An Indian-American judge in Harris County, is running for the Texas Supreme Court on grounds that the high court is “out of touch with the needs of everyday Texans.”
Judge Ravi K. Sandill, a Democrat who describes himself briefly as “a Texan, husband, dad and cancer survivor,” says he is running “to restore balance to the Texas Supreme Court.” There are 9 Supreme Court justices and all of them are Republican. If he defeats his Republican opponent who was first elected in 2012, Sandill will become the first Indian-American on the state’s highest court.
He has served as Judge of the 127th Civil District Court in Harris County since 2009 and is the first ever district court judge in Texas of Indian-American or South Asian descent. He was re-elected in 2016, and if he loses this November, he will continue to serve in his current position.
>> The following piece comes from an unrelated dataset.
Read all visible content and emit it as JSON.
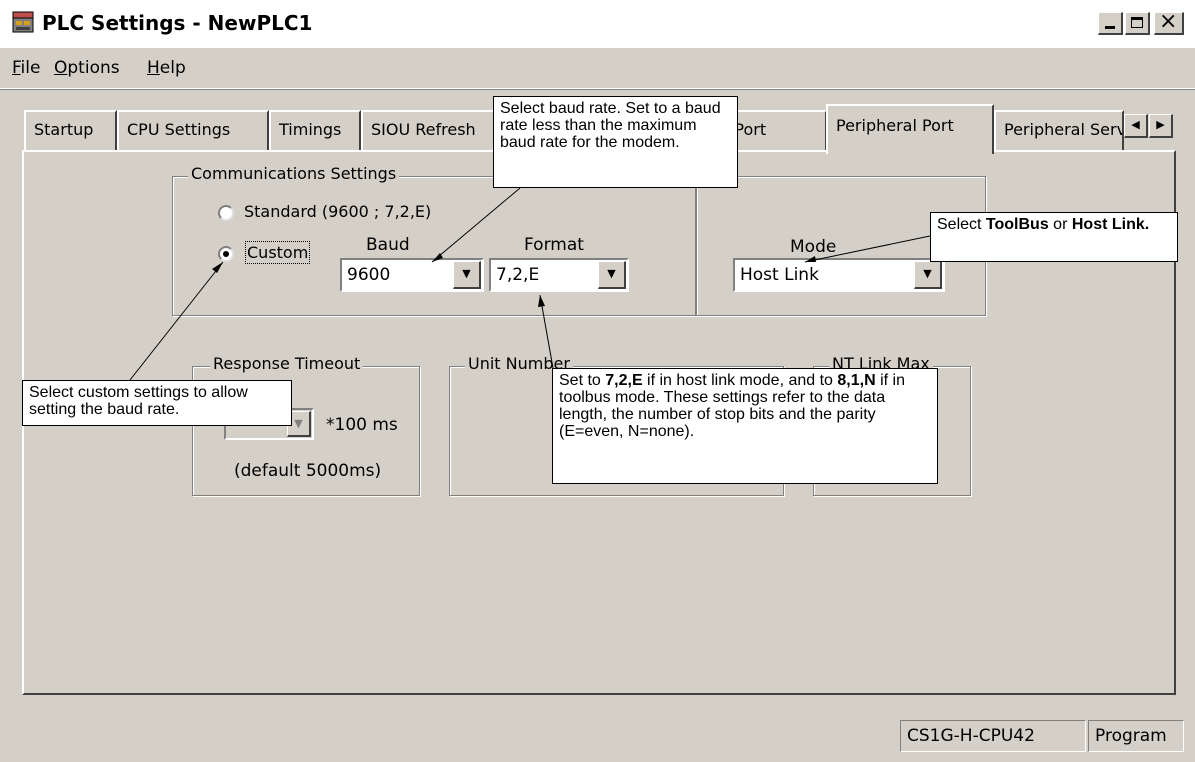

Sandill is pitted against incumbent Judge John Devine who occupies ‘Place 4’ on the bench. Both candidates are unopposed in their parties, and will go on after the March 6 primary, to battle each other into the Nov. 6 elections.
Sandill grew up on military bases throughout Texas, attended college in Austin, and graduated from law school in Houston. His father, Retired Lt. Col. Brij Sandill, served in the U.S. Army and the U.S. Air Force for a combined 28 years, according to his Facebook page.
“The Texas Constitution tells us that all political power is inherent in the people. Yet, the Supreme Court of Texas is increasingly out of touch with the needs of everyday Texans,” Sandill says on his.
Democrats winning a judgeship appears a “long shot” the Houston Chronicle reported in November, but that party hopes that “demographic shifts to a younger and more diverse population and an opposition to Republicans who control the state and the White House could make way for higher Democratic turnout to give the justices a chance.”
“We’ve got a bully in the White House. We have a governor that’s a bully,” Sandill is quoted saying in the Nov. 28 article in the Chronicle, adding, “Texans stand up to bullies.”
Sandill contends on his website that after nearly a quarter century of one-party rule, “our state Supreme Court increasingly caters to an extreme, special interest agenda and is ignoring its duty to the nearly 28 million Texans it is elected to serve,” and this applies on issues from public school finance to equal protection under the law, where “the Court has failed to do its job.”
He wants to be the “independent voice” on the bench, he said.
Sandill graduated from the University of Texas at Austin in 1998 and did law at the University of Houston Law Center. He also worked in the private sector.
“Although I don’t have an opponent in the #primary, please go out there and #vote. There are many candidates that care about our country and state. Please vote for them. It is time that re-election stop being the main goal of our elected officials. #tx2018,” Sandill tweeted Feb. 22.
Sandill has been touring his constituency visiting Austin, El Paso, Lubbock and the Rio Grande Valley, speaking to voters about the importance of the 2018 election, and says he sees an “energy and desire for change in our state government.”